Test Your Contractor’s Wine Knowledge

John Seitz has been a wine cellar contractor for more than 18 years, and he explains that collectors should do detailed research into what it takes to build a cellar from scratch, and feel comfortable quizzing their contractor candidates on this information. Never take “I don’t know,” or, “I would need to get back to you on that,” for acceptable answers when you seek out a cellar contractor. Every qualified contractor should know the answers to the following questions off the top of their heads.

First, ask what kind of walls the contractor would use, and what paint is best for your cellar. Good contractors will tell you that the walls should be made of greenboard, real stones, or brick, and that paint should always be water-based and odorless. Next, ask them what kind of lights they plan on installing. Their answer should be “LED only,” as this lighting doesn’t produce heat.  Next, ask them what kind of flooring they would install. If they answer, “carpet,” drop them from the running. Only hardwood floors, made of wood, stone, or marble, should be used in a cellar. Finally, ask them what kind of door they would use. Their answer should be either insulated glass, or an exterior door with weather-stripping.

Your contractor doesn’t have to know how much a bottle of Margaux is worth on the market, but it helps if he at least has a working knowledge of wines. Cellar contractors who know something about the wine itself are more likely to understand why safety is so important for your bottles, and that this trumps aesthetics every time.

Ruthlessly Negotiate Your Bids

Once you’ve determined that your prospective contractors are qualified, you’ll need to be a fierce negotiator if you want to get the best deal for your wine cellar. Get at least three estimates from qualified contractors before you begin negotiations. After you receive estimates from your contractors, go for the lowest bid, but hold off on immediately signing a contract. First, look at the estimates as a group. Is one contractor estimating a far lower cost than the others? If so, ask them to explain what they’re including in their estimate, and make sure that they’re accounting for the same costs as the other contractors. Remember, if a bid sounds too good to be true, it probably is.

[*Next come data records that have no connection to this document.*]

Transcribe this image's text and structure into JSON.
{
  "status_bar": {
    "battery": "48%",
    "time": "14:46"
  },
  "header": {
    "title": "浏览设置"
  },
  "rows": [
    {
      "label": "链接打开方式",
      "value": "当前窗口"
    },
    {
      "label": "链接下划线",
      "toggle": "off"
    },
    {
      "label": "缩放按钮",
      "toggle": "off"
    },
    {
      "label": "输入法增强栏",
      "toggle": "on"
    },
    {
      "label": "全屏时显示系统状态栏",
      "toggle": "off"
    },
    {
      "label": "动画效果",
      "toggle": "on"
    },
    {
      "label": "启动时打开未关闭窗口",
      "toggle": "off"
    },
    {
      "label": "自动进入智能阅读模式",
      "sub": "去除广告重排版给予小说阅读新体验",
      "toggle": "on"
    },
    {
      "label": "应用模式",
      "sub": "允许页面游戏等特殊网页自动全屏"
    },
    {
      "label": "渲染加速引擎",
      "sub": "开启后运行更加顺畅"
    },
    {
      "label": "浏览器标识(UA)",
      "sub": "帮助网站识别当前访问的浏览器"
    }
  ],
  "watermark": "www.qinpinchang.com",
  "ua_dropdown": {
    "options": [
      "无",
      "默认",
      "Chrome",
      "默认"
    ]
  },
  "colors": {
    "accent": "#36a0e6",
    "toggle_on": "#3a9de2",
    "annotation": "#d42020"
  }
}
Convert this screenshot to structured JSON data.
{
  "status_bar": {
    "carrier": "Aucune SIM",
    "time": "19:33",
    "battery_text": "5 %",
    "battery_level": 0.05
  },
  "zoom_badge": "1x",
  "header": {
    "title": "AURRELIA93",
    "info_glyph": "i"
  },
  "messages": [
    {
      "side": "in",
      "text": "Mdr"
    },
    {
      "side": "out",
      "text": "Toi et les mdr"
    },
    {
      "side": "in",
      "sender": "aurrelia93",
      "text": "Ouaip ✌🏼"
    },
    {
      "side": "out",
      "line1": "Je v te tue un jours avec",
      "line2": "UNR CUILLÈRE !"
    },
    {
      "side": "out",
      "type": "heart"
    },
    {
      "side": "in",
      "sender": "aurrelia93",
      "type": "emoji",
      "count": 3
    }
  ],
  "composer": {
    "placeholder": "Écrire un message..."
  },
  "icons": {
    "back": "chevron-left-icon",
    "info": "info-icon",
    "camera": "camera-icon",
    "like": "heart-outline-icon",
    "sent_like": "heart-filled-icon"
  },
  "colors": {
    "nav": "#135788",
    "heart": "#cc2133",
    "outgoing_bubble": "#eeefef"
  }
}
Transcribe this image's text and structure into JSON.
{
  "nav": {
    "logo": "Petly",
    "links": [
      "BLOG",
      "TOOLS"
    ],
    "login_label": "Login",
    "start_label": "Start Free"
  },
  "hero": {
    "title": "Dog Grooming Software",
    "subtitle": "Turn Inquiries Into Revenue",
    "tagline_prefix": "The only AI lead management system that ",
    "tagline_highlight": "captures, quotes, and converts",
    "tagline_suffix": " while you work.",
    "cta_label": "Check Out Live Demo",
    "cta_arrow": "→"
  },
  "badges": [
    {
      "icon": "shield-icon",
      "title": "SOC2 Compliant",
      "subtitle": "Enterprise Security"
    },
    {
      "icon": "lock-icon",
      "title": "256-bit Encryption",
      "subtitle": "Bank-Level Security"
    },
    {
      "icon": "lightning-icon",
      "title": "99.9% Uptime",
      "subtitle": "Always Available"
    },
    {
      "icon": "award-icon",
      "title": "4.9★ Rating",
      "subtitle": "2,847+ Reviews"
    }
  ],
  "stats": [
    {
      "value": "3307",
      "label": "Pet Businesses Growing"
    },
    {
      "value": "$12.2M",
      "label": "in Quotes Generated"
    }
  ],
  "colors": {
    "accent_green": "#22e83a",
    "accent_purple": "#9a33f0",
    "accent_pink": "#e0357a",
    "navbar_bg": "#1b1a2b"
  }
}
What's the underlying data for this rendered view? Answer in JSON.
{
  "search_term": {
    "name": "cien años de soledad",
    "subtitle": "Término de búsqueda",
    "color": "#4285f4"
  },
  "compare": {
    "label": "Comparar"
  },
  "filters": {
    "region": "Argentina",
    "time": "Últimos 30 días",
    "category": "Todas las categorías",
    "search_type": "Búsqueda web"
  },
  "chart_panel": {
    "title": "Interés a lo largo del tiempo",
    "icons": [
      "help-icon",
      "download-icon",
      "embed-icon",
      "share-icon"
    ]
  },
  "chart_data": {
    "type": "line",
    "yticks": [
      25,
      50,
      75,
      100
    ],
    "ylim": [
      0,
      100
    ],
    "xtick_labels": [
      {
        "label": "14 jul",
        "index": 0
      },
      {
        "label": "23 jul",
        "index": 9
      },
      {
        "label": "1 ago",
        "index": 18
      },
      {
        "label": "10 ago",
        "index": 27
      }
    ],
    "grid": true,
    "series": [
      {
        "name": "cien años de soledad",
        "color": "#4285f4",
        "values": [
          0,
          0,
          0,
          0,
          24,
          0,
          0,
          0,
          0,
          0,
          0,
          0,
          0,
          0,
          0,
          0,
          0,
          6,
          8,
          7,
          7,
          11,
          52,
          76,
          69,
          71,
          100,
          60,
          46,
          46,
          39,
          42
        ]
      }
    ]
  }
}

You’ve already verified that all of your potential contractors are qualified, so this step is purely about the economics of your cellar. Stick within a tight budget, and try to negotiate this budget with your contractor. When your contractor asks for a down payment, keep it at either $1,000 or at 10 percent of the total cost of the job (whichever amount is less). After this, you can sign a contract, but make sure that you include a clause which states that you have three days to back out of the contract, should you choose to do so. This gives you time to think about the terms of the contract and the price, and prevents the contractor from taking advantage of you during the negotiation process. Before your contractor gets to work, update your home liability insurance, and ask for a copy of your contractor’s insurance as well. Check in on your cellar’s progress at least once per week until it is finished, and only make the final payment when you have fully inspected the completed cellar.

Additionally, you can have one of Vinfolio’s experts analyze your new home cellar after it’s complete, providing you tips on how to organize it and make the most out of the space. One your cellar is complete, you should upload your bottles into the VinCellar app to ensure that your cellar stays organized, and that you never lose bottles in your new space.

Whether you are starting your high-end wine collection or adding to an established portfolio, Vinfolio is your partner in buying, selling, and professional storage. Contact us today to get access to the world’s best wine.

Image source: By © Jorge Royan /, CC BY-SA 3.0,

With over a decade of experience in the wine industry, Derek Cienfuegos serves as Director of Collector Services at Vinfolio. During his tenure at Vinfolio, he has had the good fortune to work with some of the most distinguished wine collections in the country. Trained in wine production, Derek spent many years making wines commercially for some of Sonoma’s top producers. In addition, he has designed, opened, and managed two wine bars in San Francisco.